I very much enjoy the Novation Supernova 2 and find it to be a good complement to my other synths. The Supernova II also excels in areas that other synths may do not (ie virtual analog modeling, arpeggiator options, multiple simultaneous effects, hands-on interface etc). It also has massive sound banks and presets, a drum map, and 42-band vocoder. Build quality is good; however, note that it is hard plastic (ie, may be prone to cracking or breakage in the event of mishandling).
Overall once you get accustomed to the SN2’s design and programming methods, you’ll be off creating new sounds in no time. If you see one on your local Craigslist, eBay or Reverb.com, definitely take note… they aren’t that readily available, and they are still excellent virtual analog synthesizers today.
|Interface||43 knobs, 134 buttons, 134 LEDs|
|Polyphony||24, 36, 48-voice models; plus additional 12 or 24-voice expansion boards|
|Oscillators||3 Osc per voice (square, saw, double saw, variable width pulse, sine via hardness parameter) and noise
2 FM modes, 2 ring modulators; eight different FM/Ring mod algorithms.
|LFO||2 with control of VCA, VCF & pitch; saw, square, tri, sample/hold. Offset, Delay and Slewing parameters.|

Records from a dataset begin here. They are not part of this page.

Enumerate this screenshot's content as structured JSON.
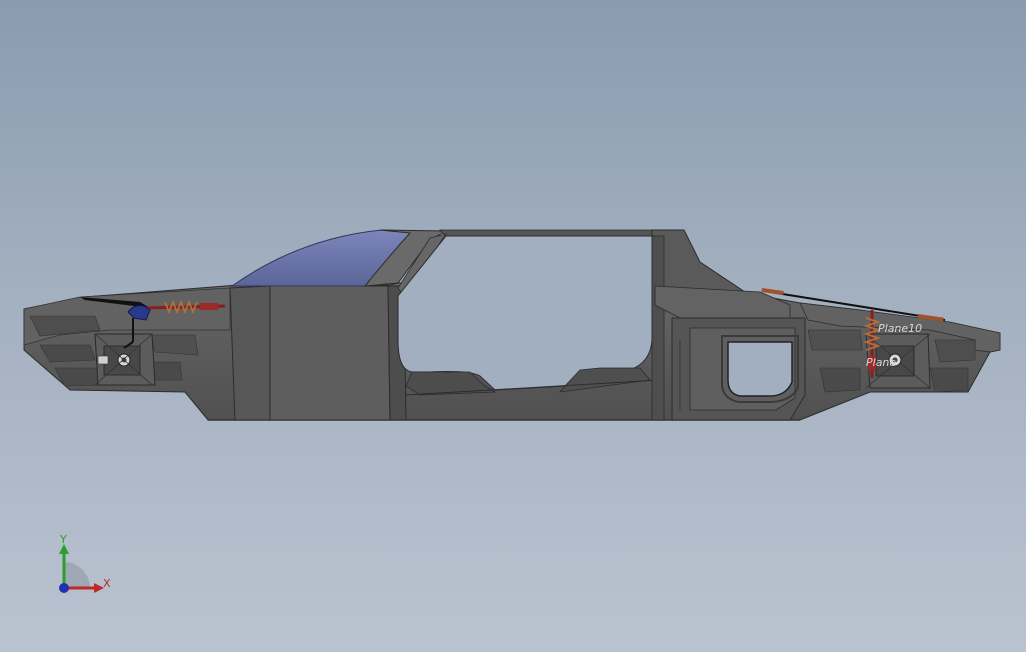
{
  "viewport": {
    "background_top": "#8a9bb0",
    "background_bottom": "#bac3d0"
  },
  "model": {
    "body_color": "#5a5a5a",
    "body_dark": "#444444",
    "body_light": "#6e6e6e",
    "canopy_color": "#6a74a8",
    "spring_color": "#a0522d",
    "annotations": {
      "plane_upper": "Plane10",
      "plane_lower": "Plane"
    }
  },
  "triad": {
    "x_label": "X",
    "y_label": "Y",
    "x_color": "#c0282a",
    "y_color": "#2aa02a",
    "z_color": "#2030b0"
  }
}
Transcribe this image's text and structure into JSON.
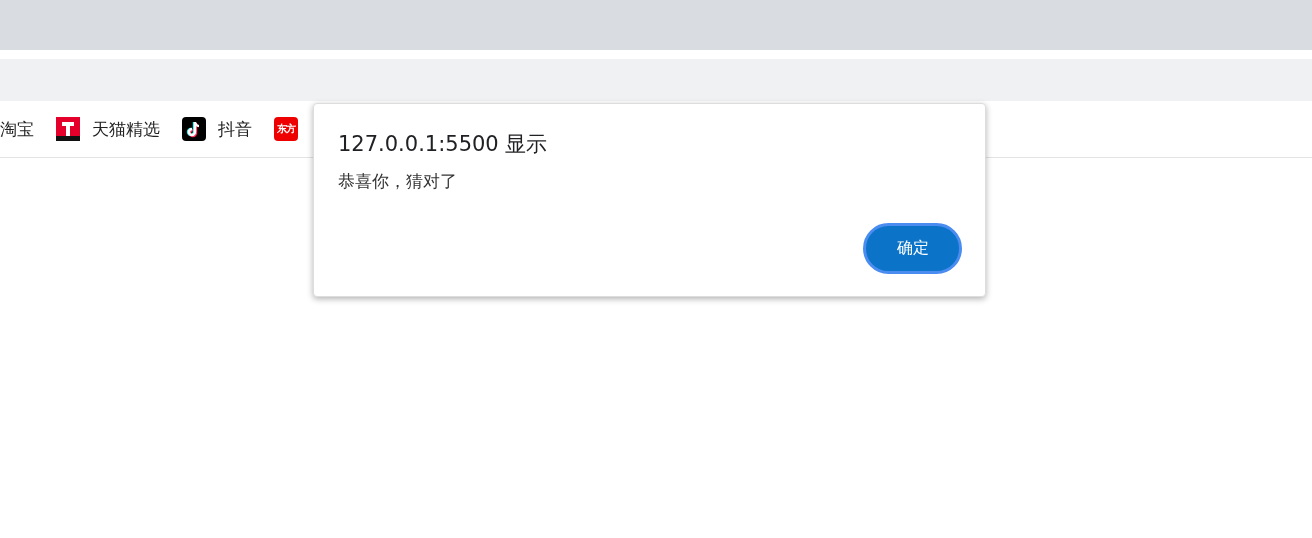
{
  "bookmarks": [
    {
      "kind": "plain",
      "label": "淘宝"
    },
    {
      "kind": "tmall",
      "label": "天猫精选"
    },
    {
      "kind": "tiktok",
      "label": "抖音"
    },
    {
      "kind": "badge",
      "badge_text": "东方"
    }
  ],
  "dialog": {
    "title": "127.0.0.1:5500 显示",
    "message": "恭喜你，猜对了",
    "button": "确定"
  }
}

|Filter||Hi/Low/Band pass, 12/18/24 dB/oct ranges, resonant self-oscillating filter with overdrive|
|VCA||3 ADSTR envelopes; Loopable.|
|ModMatrix||130 possible routings|
|Arpeggiator||Up to 8 independent arpeggiators; 128 preset monophonic, 128 preset polyphonic and 384 user patterns. Patterns can be up to 64 steps long.|
|Vocoder||42-band vocoder with sibilance modes and spectrum analyzer|
|Effects||56 effects, 7 simultaneously; Distortion, Comb Filter, EQ, Reverb, Phaser/Flanger/Chorus/Quad Chorus/Ensemble/Rotary Speaker, Delay and Panning/Tremolo.|
|Keyboard||61 keys with velocity and aftertouch (keyboard models only)|
|Memory||1024 user-programs; 512 performances; ; 128 favorites; 400 drum banks|
|Control||MIDI (8 multitimbral parts). MIDI In, Out, Thru. Two balanced audio inputs, routable to filter, effects, and vocoder. Eight assignable outputs.|